Social Media and Digital Evidence in Divorce and Family Law

March 29, 2017
Louis Sternberg

digital evidence

If you belong to any social networking sites including Facebook, Google+, LinkedIn, Instagram, Twitter, etc., it is our STRONG recommendation that you disable all such accounts while any divorce or family law case is pending.

We warn you to use extreme caution if you choose not to disable all such accounts.  Understand that anything you write or post will likely be reviewed by the opposing party and ultimately submitted into evidence at a trial. It is now standard practice for attorneys to run digital searches and investigations to obtain information about a litigant’s personal life without that litigant’s knowledge or permission. Increasingly, attorneys have sought and been granted court orders requiring that parties provide all account passwords and information as part of the discovery phase of a court case.

If you have such an account, you should immediately verify that all your settings are on PRIVATE (or the highest setting possible) and nothing is public. Even with the highest privacy settings, you should only write or post items that cannot be used to hurt you.
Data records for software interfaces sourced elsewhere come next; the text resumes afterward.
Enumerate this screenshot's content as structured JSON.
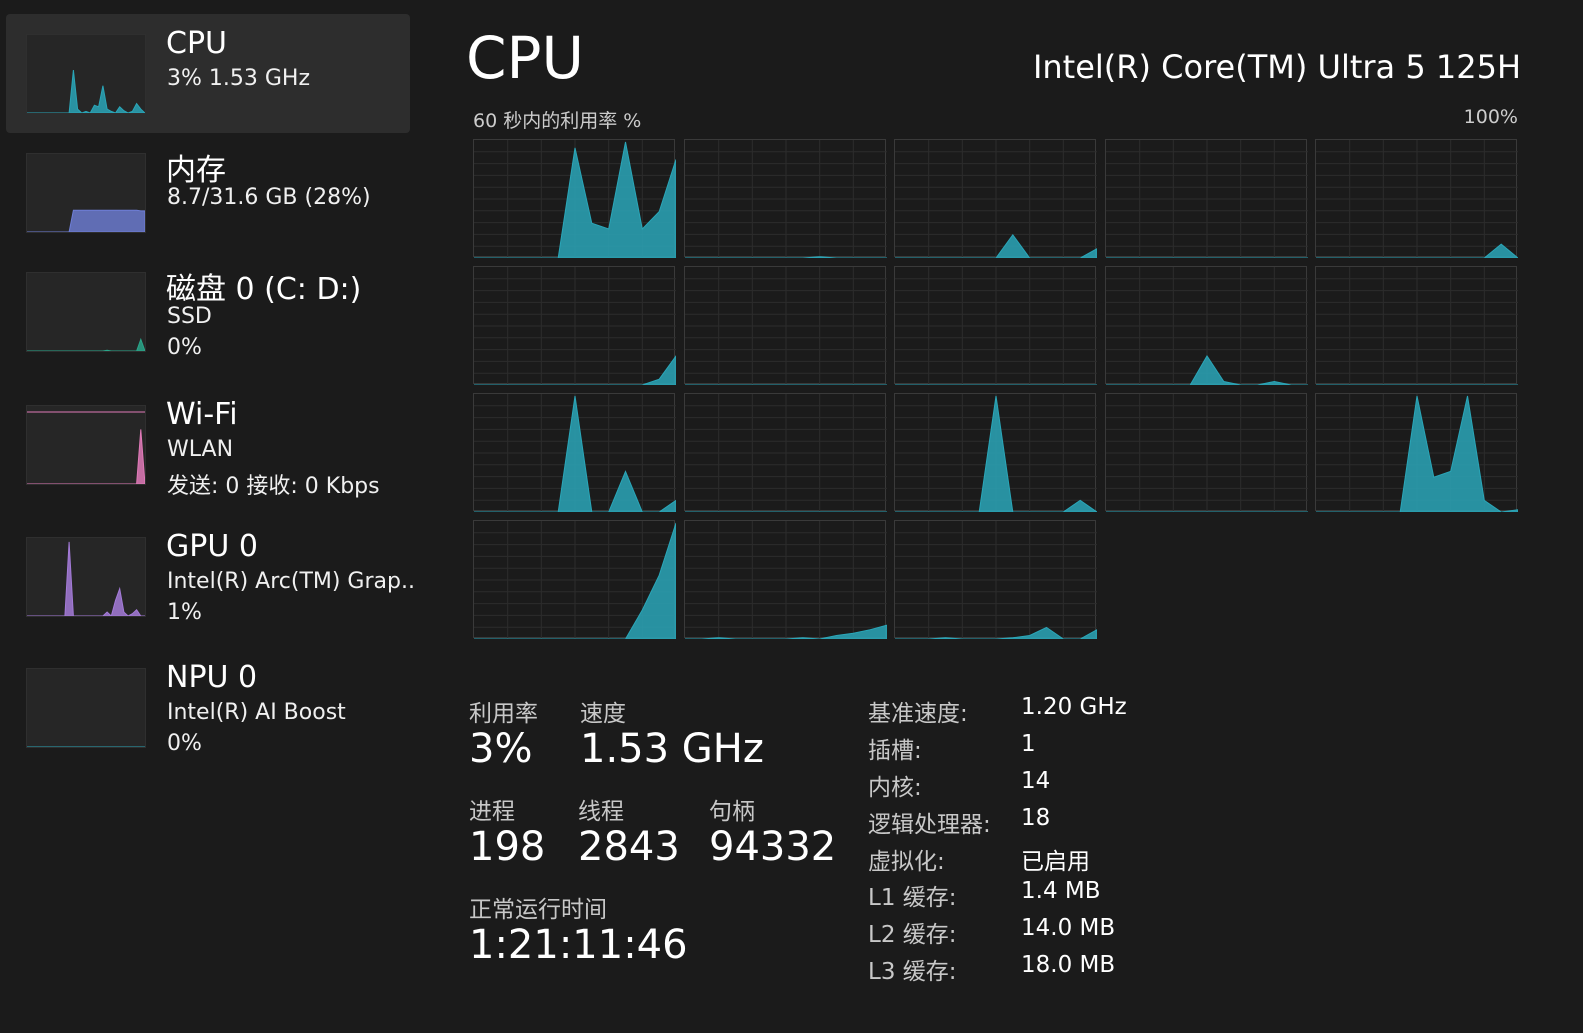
{
  "sidebar": {
    "items": [
      {
        "title": "CPU",
        "lines": [
          "3% 1.53 GHz"
        ],
        "color": "#2aa6b8",
        "selected": true
      },
      {
        "title": "内存",
        "lines": [
          "8.7/31.6 GB (28%)"
        ],
        "color": "#6f7fd8",
        "selected": false
      },
      {
        "title": "磁盘 0 (C: D:)",
        "lines": [
          "SSD",
          "0%"
        ],
        "color": "#2aa68a",
        "selected": false
      },
      {
        "title": "Wi-Fi",
        "lines": [
          "WLAN",
          "发送: 0 接收: 0 Kbps"
        ],
        "color": "#e07ab8",
        "selected": false
      },
      {
        "title": "GPU 0",
        "lines": [
          "Intel(R) Arc(TM) Grap..",
          "1%"
        ],
        "color": "#a47bd8",
        "selected": false
      },
      {
        "title": "NPU 0",
        "lines": [
          "Intel(R) AI Boost",
          "0%"
        ],
        "color": "#2aa6b8",
        "selected": false
      }
    ]
  },
  "main": {
    "title": "CPU",
    "processor": "Intel(R) Core(TM) Ultra 5 125H",
    "graph_label": "60 秒内的利用率 %",
    "graph_max": "100%",
    "accent_color": "#2aa6b8"
  },
  "stats": {
    "utilization": {
      "label": "利用率",
      "value": "3%"
    },
    "speed": {
      "label": "速度",
      "value": "1.53 GHz"
    },
    "processes": {
      "label": "进程",
      "value": "198"
    },
    "threads": {
      "label": "线程",
      "value": "2843"
    },
    "handles": {
      "label": "句柄",
      "value": "94332"
    },
    "uptime": {
      "label": "正常运行时间",
      "value": "1:21:11:46"
    }
  },
  "specs": [
    {
      "label": "基准速度:",
      "value": "1.20 GHz"
    },
    {
      "label": "插槽:",
      "value": "1"
    },
    {
      "label": "内核:",
      "value": "14"
    },
    {
      "label": "逻辑处理器:",
      "value": "18"
    },
    {
      "label": "虚拟化:",
      "value": "已启用"
    },
    {
      "label": "L1 缓存:",
      "value": "1.4 MB"
    },
    {
      "label": "L2 缓存:",
      "value": "14.0 MB"
    },
    {
      "label": "L3 缓存:",
      "value": "18.0 MB"
    }
  ],
  "chart_data": {
    "type": "area",
    "title": "60 秒内的利用率 %",
    "ylim": [
      0,
      100
    ],
    "x": [
      0,
      5,
      10,
      15,
      20,
      25,
      30,
      35,
      40,
      45,
      50,
      55,
      60
    ],
    "series": [
      {
        "values": [
          0,
          0,
          0,
          0,
          0,
          0,
          95,
          30,
          25,
          100,
          25,
          40,
          85
        ]
      },
      {
        "values": [
          0,
          0,
          0,
          0,
          0,
          0,
          0,
          0,
          1,
          0,
          0,
          0,
          0
        ]
      },
      {
        "values": [
          0,
          0,
          0,
          0,
          0,
          0,
          0,
          20,
          0,
          0,
          0,
          0,
          8
        ]
      },
      {
        "values": [
          0,
          0,
          0,
          0,
          0,
          0,
          0,
          0,
          0,
          0,
          0,
          0,
          0
        ]
      },
      {
        "values": [
          0,
          0,
          0,
          0,
          0,
          0,
          0,
          0,
          0,
          0,
          0,
          12,
          0
        ]
      },
      {
        "values": [
          0,
          0,
          0,
          0,
          0,
          0,
          0,
          0,
          0,
          0,
          0,
          5,
          25
        ]
      },
      {
        "values": [
          0,
          0,
          0,
          0,
          0,
          0,
          0,
          0,
          0,
          0,
          0,
          0,
          0
        ]
      },
      {
        "values": [
          0,
          0,
          0,
          0,
          0,
          0,
          0,
          0,
          0,
          0,
          0,
          0,
          0
        ]
      },
      {
        "values": [
          0,
          0,
          0,
          0,
          0,
          0,
          25,
          3,
          0,
          0,
          3,
          0,
          0
        ]
      },
      {
        "values": [
          0,
          0,
          0,
          0,
          0,
          0,
          0,
          0,
          0,
          0,
          0,
          0,
          0
        ]
      },
      {
        "values": [
          0,
          0,
          0,
          0,
          0,
          0,
          100,
          0,
          0,
          35,
          0,
          0,
          10
        ]
      },
      {
        "values": [
          0,
          0,
          0,
          0,
          0,
          0,
          0,
          0,
          0,
          0,
          0,
          0,
          0
        ]
      },
      {
        "values": [
          0,
          0,
          0,
          0,
          0,
          0,
          100,
          0,
          0,
          0,
          0,
          10,
          0
        ]
      },
      {
        "values": [
          0,
          0,
          0,
          0,
          0,
          0,
          0,
          0,
          0,
          0,
          0,
          0,
          0
        ]
      },
      {
        "values": [
          0,
          0,
          0,
          0,
          0,
          0,
          100,
          30,
          35,
          100,
          10,
          0,
          2
        ]
      },
      {
        "values": [
          0,
          0,
          0,
          0,
          0,
          0,
          0,
          0,
          0,
          0,
          25,
          55,
          100
        ]
      },
      {
        "values": [
          0,
          0,
          1,
          0,
          0,
          0,
          0,
          1,
          0,
          3,
          5,
          8,
          12
        ]
      },
      {
        "values": [
          0,
          0,
          0,
          1,
          0,
          0,
          0,
          1,
          3,
          10,
          0,
          0,
          8
        ]
      }
    ]
  }
}
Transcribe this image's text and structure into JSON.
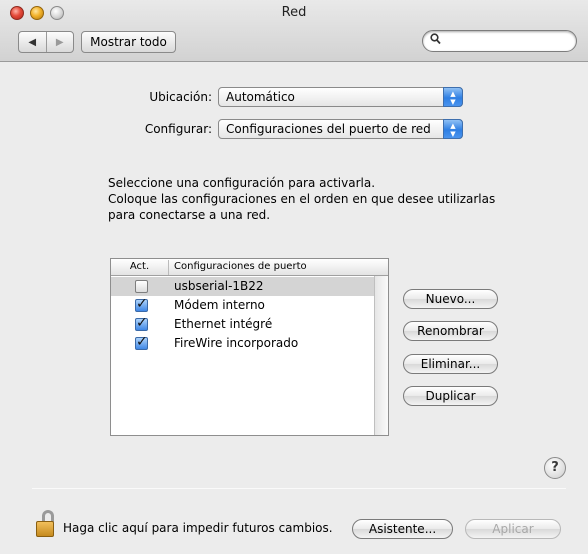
{
  "window": {
    "title": "Red"
  },
  "toolbar": {
    "back_glyph": "◀",
    "forward_glyph": "▶",
    "show_all_label": "Mostrar todo",
    "search_value": "",
    "search_icon": "magnifier-icon"
  },
  "location": {
    "label": "Ubicación:",
    "value": "Automático"
  },
  "configure": {
    "label": "Configurar:",
    "value": "Configuraciones del puerto de red"
  },
  "instructions": {
    "line1": "Seleccione una configuración para activarla.",
    "line2": "Coloque las configuraciones en el orden en que desee utilizarlas",
    "line3": "para conectarse a una red."
  },
  "table": {
    "col_active": "Act.",
    "col_config": "Configuraciones de puerto",
    "rows": [
      {
        "name": "usbserial-1B22",
        "active": false,
        "selected": true
      },
      {
        "name": "Módem interno",
        "active": true,
        "selected": false
      },
      {
        "name": "Ethernet intégré",
        "active": true,
        "selected": false
      },
      {
        "name": "FireWire incorporado",
        "active": true,
        "selected": false
      }
    ]
  },
  "buttons": {
    "new": "Nuevo...",
    "rename": "Renombrar",
    "delete": "Eliminar...",
    "duplicate": "Duplicar",
    "assistant": "Asistente...",
    "apply": "Aplicar"
  },
  "help": {
    "glyph": "?"
  },
  "footer": {
    "lock_text": "Haga clic aquí para impedir futuros cambios."
  },
  "colors": {
    "accent": "#3f87e6",
    "selected_row": "#d4d4d4",
    "window_bg": "#ececec"
  }
}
Our best advice to client is to disable all social media and networking accounts until your case has been completed.

We make the following suggestions regarding social media accounts (if you decide to keep such accounts active) and regarding other digital communications:

  • Do not allow anyone to become a “friend” or similarly trusted contact unless you are entirely certain that you know and trust the alleged friend.
  • Do not post any photographs or videos of yourself.
  • Do not “check in” to any location.
  • Disable “tagging” on your account such that no other user can “tag” you in his or her posts.
  • Do not disclose any personal information regardless of whether you believe it to be pertinent to your case.
  • Do not send emails or text messages regarding your case or the underlying facts to anyone other than your attorney. Such correspondence may be available to the opposing party during discovery.
  • Do not participate in any blogs, chatrooms or online message boards.

Be aware that the opposing party may ask the court to order the release of all information contained within your home computers and laptop computers, cell phones and tablets regarding the issues addressed herein. Such data can be fatal to a case.

Asking you to limit your social networking is a great inconvenience but it is necessary to protect your rights.